Should military generals be held in high regard? / by kevin murray

While the popularity and respect that military generals receive by the public, does vary depending upon the times and seasons, in general, though, military generals are accorded a fairly high respect in America, of which twelve of the United States Presidents to date have been generals, such as Washington, Grant, and Eisenhower.  The thing is though, when we take a good look at generals, it must be absolutely recognized, that generals, in times of war, are in the business of killing enemy combatants, as well as regrettably killing people, unintended or not, that are non-combatants but are in the area of conflict; in addition, to all the infrastructure that is destroyed, as well as jobs that are uprooted, and food, schooling, transportation, along with the regular course of common events being seriously disrupted.


As it has been said, "war is hell," but apparently that hell does not seem to be something that has ended, as wars are still being fought as a means of resolving conflict, which seems to be something that educated and highly cultured people should not be doing to one another.  For instance, murder, is frown upon in virtually every culture that could possibly be envisioned, and murder is a crime, that usually mandates a serious amount of incarceration, of which, you will find nearly nobody that is actually sane, being a proponent of murder as being okay, especially when such is defined as the "…the unlawful killing of another human without justification or valid excuse."  This implies that when it comes to war, that those that are doing and/or ordering the killing of enemy combatants are, by definition, on a very slippery slope, because at a minimum, every war has collateral damage of property and civilians, in addition to the very salient fact, that probably every war has the unnecessary killing of enemy combatants, which could be justifiably be seen as a form of murder.
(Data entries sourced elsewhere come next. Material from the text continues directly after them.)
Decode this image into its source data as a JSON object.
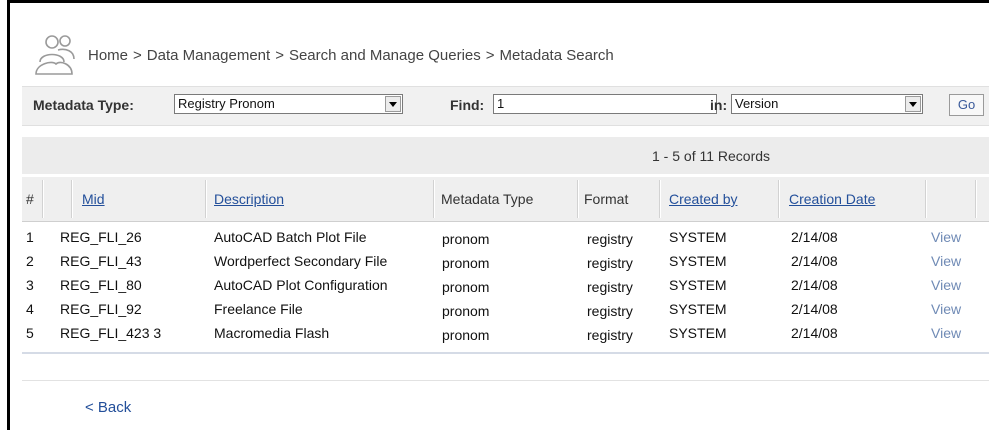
{
  "breadcrumb": {
    "items": [
      "Home",
      "Data Management",
      "Search and Manage Queries",
      "Metadata Search"
    ],
    "separator": ">"
  },
  "search": {
    "metadata_type_label": "Metadata Type:",
    "metadata_type_value": "Registry Pronom",
    "find_label": "Find:",
    "find_value": "1",
    "in_label": "in:",
    "in_value": "Version",
    "go_label": "Go"
  },
  "records": {
    "summary": "1 - 5 of 11 Records"
  },
  "table": {
    "columns": {
      "num": "#",
      "mid": "Mid",
      "description": "Description",
      "metadata_type": "Metadata Type",
      "format": "Format",
      "created_by": "Created by",
      "creation_date": "Creation Date"
    },
    "rows": [
      {
        "num": "1",
        "mid": "REG_FLI_26",
        "description": "AutoCAD Batch Plot File",
        "type": "pronom",
        "format": "registry",
        "created_by": "SYSTEM",
        "date": "2/14/08",
        "action": "View"
      },
      {
        "num": "2",
        "mid": "REG_FLI_43",
        "description": "Wordperfect Secondary File",
        "type": "pronom",
        "format": "registry",
        "created_by": "SYSTEM",
        "date": "2/14/08",
        "action": "View"
      },
      {
        "num": "3",
        "mid": "REG_FLI_80",
        "description": "AutoCAD Plot Configuration",
        "type": "pronom",
        "format": "registry",
        "created_by": "SYSTEM",
        "date": "2/14/08",
        "action": "View"
      },
      {
        "num": "4",
        "mid": "REG_FLI_92",
        "description": "Freelance File",
        "type": "pronom",
        "format": "registry",
        "created_by": "SYSTEM",
        "date": "2/14/08",
        "action": "View"
      },
      {
        "num": "5",
        "mid": "REG_FLI_423 3",
        "description": "Macromedia Flash",
        "type": "pronom",
        "format": "registry",
        "created_by": "SYSTEM",
        "date": "2/14/08",
        "action": "View"
      }
    ]
  },
  "back_label": "< Back",
  "icons": {
    "header": "users-icon",
    "dropdown": "dropdown-arrow-icon"
  },
  "colors": {
    "link": "#234f9a",
    "view_link": "#6f8ab5",
    "header_bg": "#efefef"
  }
}
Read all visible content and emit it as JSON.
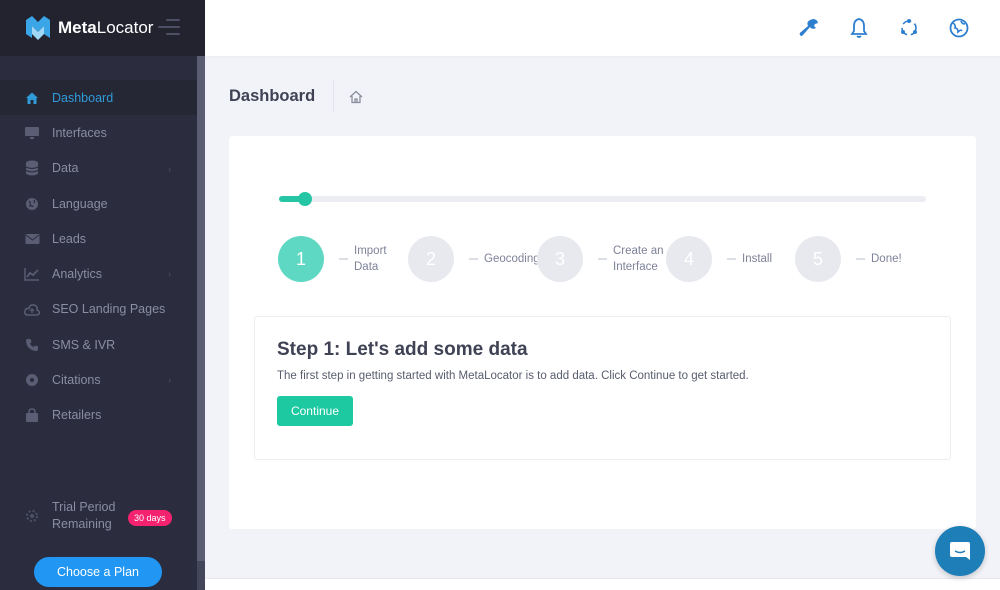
{
  "brand": {
    "name_bold": "Meta",
    "name_light": "Locator"
  },
  "colors": {
    "accent": "#2f9bd9",
    "success": "#26c6a5",
    "badge": "#f4226f",
    "sidebar": "#2b2c3d"
  },
  "sidebar": {
    "items": [
      {
        "label": "Dashboard",
        "icon": "home-icon",
        "active": true
      },
      {
        "label": "Interfaces",
        "icon": "monitor-icon"
      },
      {
        "label": "Data",
        "icon": "database-icon",
        "has_submenu": true
      },
      {
        "label": "Language",
        "icon": "globe-icon"
      },
      {
        "label": "Leads",
        "icon": "envelope-icon"
      },
      {
        "label": "Analytics",
        "icon": "chart-line-icon",
        "has_submenu": true
      },
      {
        "label": "SEO Landing Pages",
        "icon": "cloud-upload-icon"
      },
      {
        "label": "SMS & IVR",
        "icon": "phone-icon"
      },
      {
        "label": "Citations",
        "icon": "location-icon",
        "has_submenu": true
      },
      {
        "label": "Retailers",
        "icon": "shopping-bag-icon"
      }
    ],
    "trial_label": "Trial Period Remaining",
    "trial_badge": "30 days",
    "plan_button": "Choose a Plan"
  },
  "header": {
    "icons": [
      "wrench-icon",
      "bell-icon",
      "users-cycle-icon",
      "globe-icon"
    ]
  },
  "page": {
    "title": "Dashboard",
    "breadcrumb_icon": "home-icon"
  },
  "wizard": {
    "progress": 0.035,
    "steps": [
      {
        "number": "1",
        "label": "Import Data",
        "active": true
      },
      {
        "number": "2",
        "label": "Geocoding"
      },
      {
        "number": "3",
        "label": "Create an Interface"
      },
      {
        "number": "4",
        "label": "Install"
      },
      {
        "number": "5",
        "label": "Done!"
      }
    ],
    "heading": "Step 1: Let's add some data",
    "description": "The first step in getting started with MetaLocator is to add data. Click Continue to get started.",
    "continue_label": "Continue"
  },
  "chat": {
    "icon": "chat-bubble-icon"
  }
}
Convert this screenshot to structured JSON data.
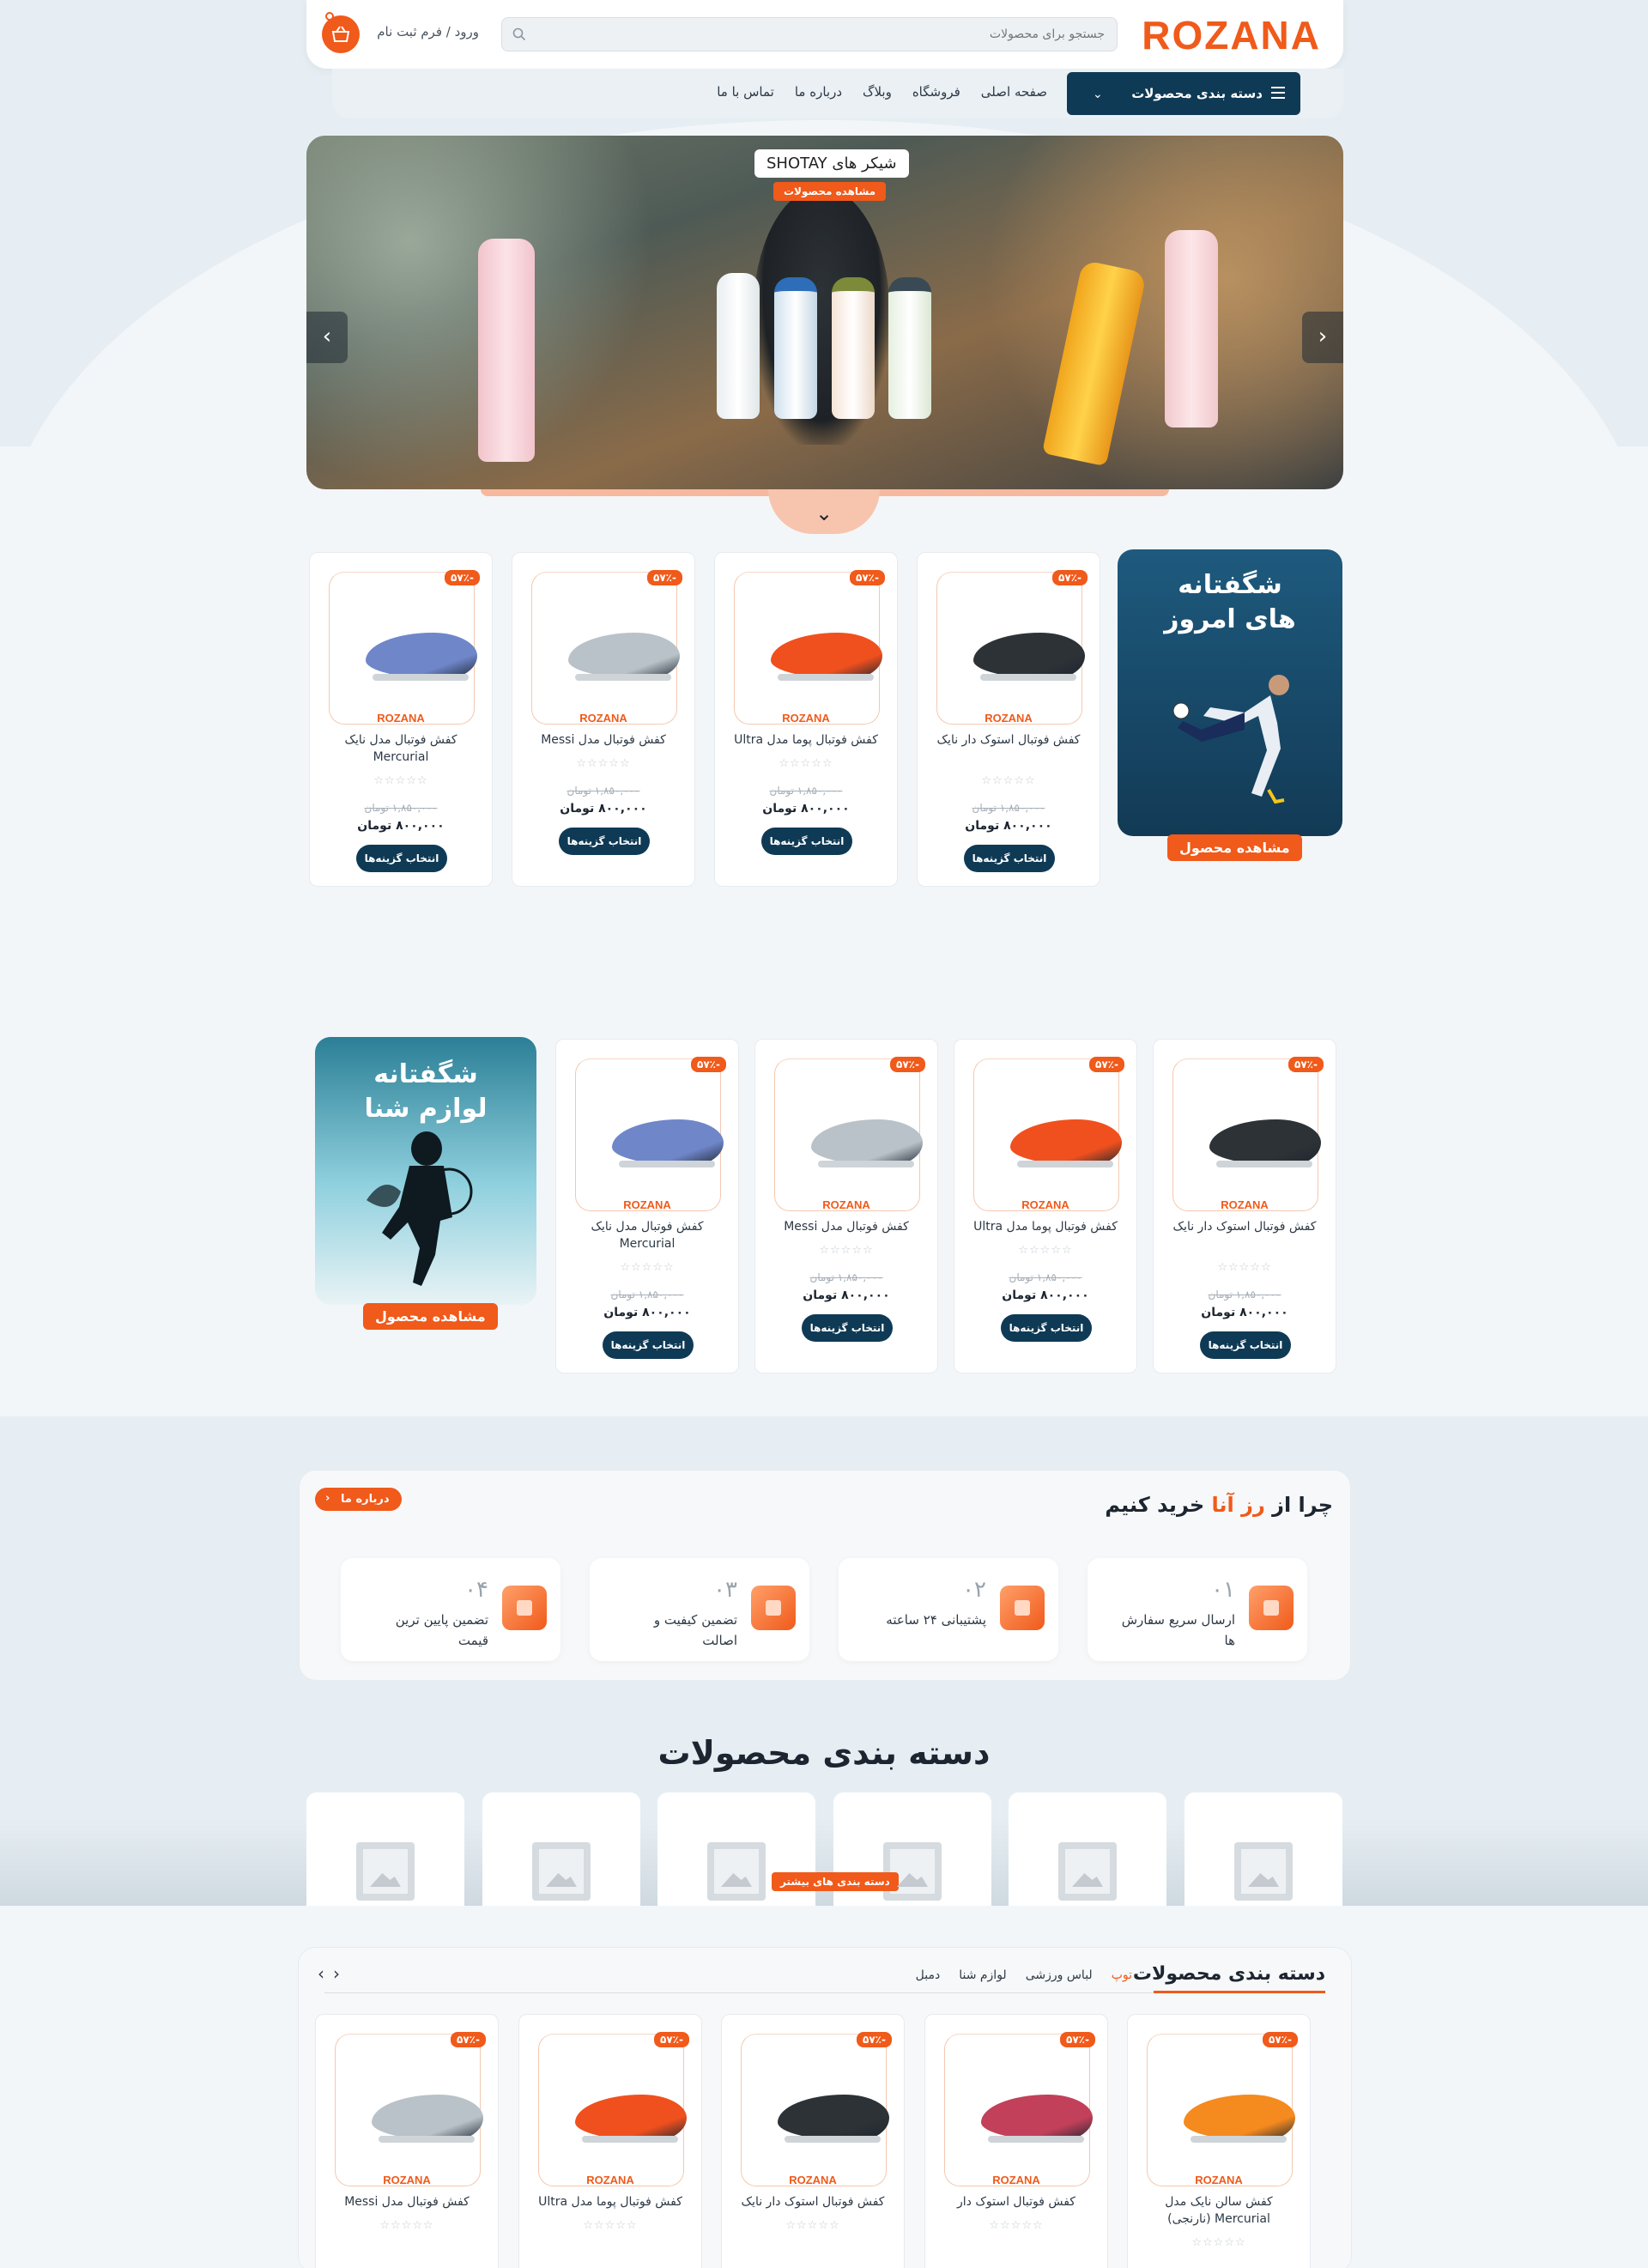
{
  "header": {
    "logo": "ROZANA",
    "search_placeholder": "جستجو برای محصولات",
    "login": "ورود / فرم ثبت نام"
  },
  "nav": {
    "category_menu": "دسته بندی محصولات",
    "links": [
      "صفحه اصلی",
      "فروشگاه",
      "وبلاگ",
      "درباره ما",
      "تماس با ما"
    ]
  },
  "hero": {
    "title": "شیکر های SHOTAY",
    "cta": "مشاهده محصولات"
  },
  "offer1": {
    "title_line1": "شگفتانه",
    "title_line2": "های امروز",
    "button": "مشاهده محصول",
    "products": [
      {
        "title": "کفش فوتبال استوک دار نایک",
        "discount": "-۵۷٪",
        "brand": "ROZANA",
        "stars": "☆☆☆☆☆",
        "old_price": "۱,۸۵۰,۰۰۰ تومان",
        "price": "۸۰۰,۰۰۰ تومان",
        "button": "انتخاب گزینه‌ها",
        "color": "#2d3236"
      },
      {
        "title": "کفش فوتبال پوما مدل Ultra",
        "discount": "-۵۷٪",
        "brand": "ROZANA",
        "stars": "☆☆☆☆☆",
        "old_price": "۱,۸۵۰,۰۰۰ تومان",
        "price": "۸۰۰,۰۰۰ تومان",
        "button": "انتخاب گزینه‌ها",
        "color": "#f0501e"
      },
      {
        "title": "کفش فوتبال مدل Messi",
        "discount": "-۵۷٪",
        "brand": "ROZANA",
        "stars": "☆☆☆☆☆",
        "old_price": "۱,۸۵۰,۰۰۰ تومان",
        "price": "۸۰۰,۰۰۰ تومان",
        "button": "انتخاب گزینه‌ها",
        "color": "#b9c2c8"
      },
      {
        "title": "کفش فوتبال مدل نایک Mercurial",
        "discount": "-۵۷٪",
        "brand": "ROZANA",
        "stars": "☆☆☆☆☆",
        "old_price": "۱,۸۵۰,۰۰۰ تومان",
        "price": "۸۰۰,۰۰۰ تومان",
        "button": "انتخاب گزینه‌ها",
        "color": "#6f86c9"
      }
    ]
  },
  "offer2": {
    "title_line1": "شگفتانه",
    "title_line2": "لوازم شنا",
    "button": "مشاهده محصول",
    "products": [
      {
        "title": "کفش فوتبال استوک دار نایک",
        "discount": "-۵۷٪",
        "brand": "ROZANA",
        "stars": "☆☆☆☆☆",
        "old_price": "۱,۸۵۰,۰۰۰ تومان",
        "price": "۸۰۰,۰۰۰ تومان",
        "button": "انتخاب گزینه‌ها",
        "color": "#2d3236"
      },
      {
        "title": "کفش فوتبال پوما مدل Ultra",
        "discount": "-۵۷٪",
        "brand": "ROZANA",
        "stars": "☆☆☆☆☆",
        "old_price": "۱,۸۵۰,۰۰۰ تومان",
        "price": "۸۰۰,۰۰۰ تومان",
        "button": "انتخاب گزینه‌ها",
        "color": "#f0501e"
      },
      {
        "title": "کفش فوتبال مدل Messi",
        "discount": "-۵۷٪",
        "brand": "ROZANA",
        "stars": "☆☆☆☆☆",
        "old_price": "۱,۸۵۰,۰۰۰ تومان",
        "price": "۸۰۰,۰۰۰ تومان",
        "button": "انتخاب گزینه‌ها",
        "color": "#b9c2c8"
      },
      {
        "title": "کفش فوتبال مدل نایک Mercurial",
        "discount": "-۵۷٪",
        "brand": "ROZANA",
        "stars": "☆☆☆☆☆",
        "old_price": "۱,۸۵۰,۰۰۰ تومان",
        "price": "۸۰۰,۰۰۰ تومان",
        "button": "انتخاب گزینه‌ها",
        "color": "#6f86c9"
      }
    ]
  },
  "why": {
    "title_prefix": "چرا از",
    "title_accent": "رز آنا",
    "title_suffix": "خرید کنیم",
    "about_button": "درباره ما",
    "features": [
      {
        "num": "۰۱",
        "text": "ارسال سریع سفارش ها"
      },
      {
        "num": "۰۲",
        "text": "پشتیبانی ۲۴ ساعته"
      },
      {
        "num": "۰۳",
        "text": "تضمین کیفیت و اصالت"
      },
      {
        "num": "۰۴",
        "text": "تضمین پایین ترین قیمت"
      }
    ]
  },
  "categories": {
    "heading": "دسته بندی محصولات",
    "more_button": "دسته بندی های بیشتر"
  },
  "bottom": {
    "title": "دسته بندی محصولات",
    "tabs": [
      "توپ",
      "لباس ورزشی",
      "لوازم شنا",
      "دمبل"
    ],
    "active_tab": 0,
    "products": [
      {
        "title": "کفش سالن نایک مدل Mercurial (نارنجی)",
        "discount": "-۵۷٪",
        "brand": "ROZANA",
        "stars": "☆☆☆☆☆",
        "color": "#f58a1f"
      },
      {
        "title": "کفش فوتبال استوک دار",
        "discount": "-۵۷٪",
        "brand": "ROZANA",
        "stars": "☆☆☆☆☆",
        "color": "#c2405a"
      },
      {
        "title": "کفش فوتبال استوک دار نایک",
        "discount": "-۵۷٪",
        "brand": "ROZANA",
        "stars": "☆☆☆☆☆",
        "color": "#2d3236"
      },
      {
        "title": "کفش فوتبال پوما مدل Ultra",
        "discount": "-۵۷٪",
        "brand": "ROZANA",
        "stars": "☆☆☆☆☆",
        "color": "#f0501e"
      },
      {
        "title": "کفش فوتبال مدل Messi",
        "discount": "-۵۷٪",
        "brand": "ROZANA",
        "stars": "☆☆☆☆☆",
        "color": "#b9c2c8"
      }
    ]
  },
  "colors": {
    "accent": "#f05a1a",
    "dark": "#0f3a55"
  }
}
Now, perhaps the main reason why so many generals are held in high regard, is that the orthodox narrative has often been carefully constructed to define the war under the aegis as being one of freedom, or of liberty, or of unity, or of justice, or of the defense of the people, of which, many times, there is truth in that, but perhaps not the whole truth.  However, that said, people are entitled to defend themselves, they are also entitled to liberate themselves, seek justice, and to disallow those that have lost at a fair democratic election, to seek to overcome such by going to the sword.  However, there is hypocrisy and a disconnect to actually believe that in order to have a peaceful, liberated and free society, that this can only come about by killing one's enemies; for while the sword is a rather persuasive enforcer, such enforcement carries a heavy price for he who wields it as well as he who succumbs to it.  On the other hand, reasonable people and cultures, should be able to find common ground, in which, if everyone actually had a seat at the table of decision and opportunity, then peace and goodwill should come in a manner in which the swords previously used in war are thereby turned into plowshares, for that is what a civilized culture must become, in order to truly endure the tests of time.


Should military generals be held in high regard?  The answer would appear to be situation specific, for there are those times when a great military general is needed out of necessity in order to sustain or liberate that culture, government, and people; but wars of aggression and of conquest, seldom are, and therein lies the most meaningful difference.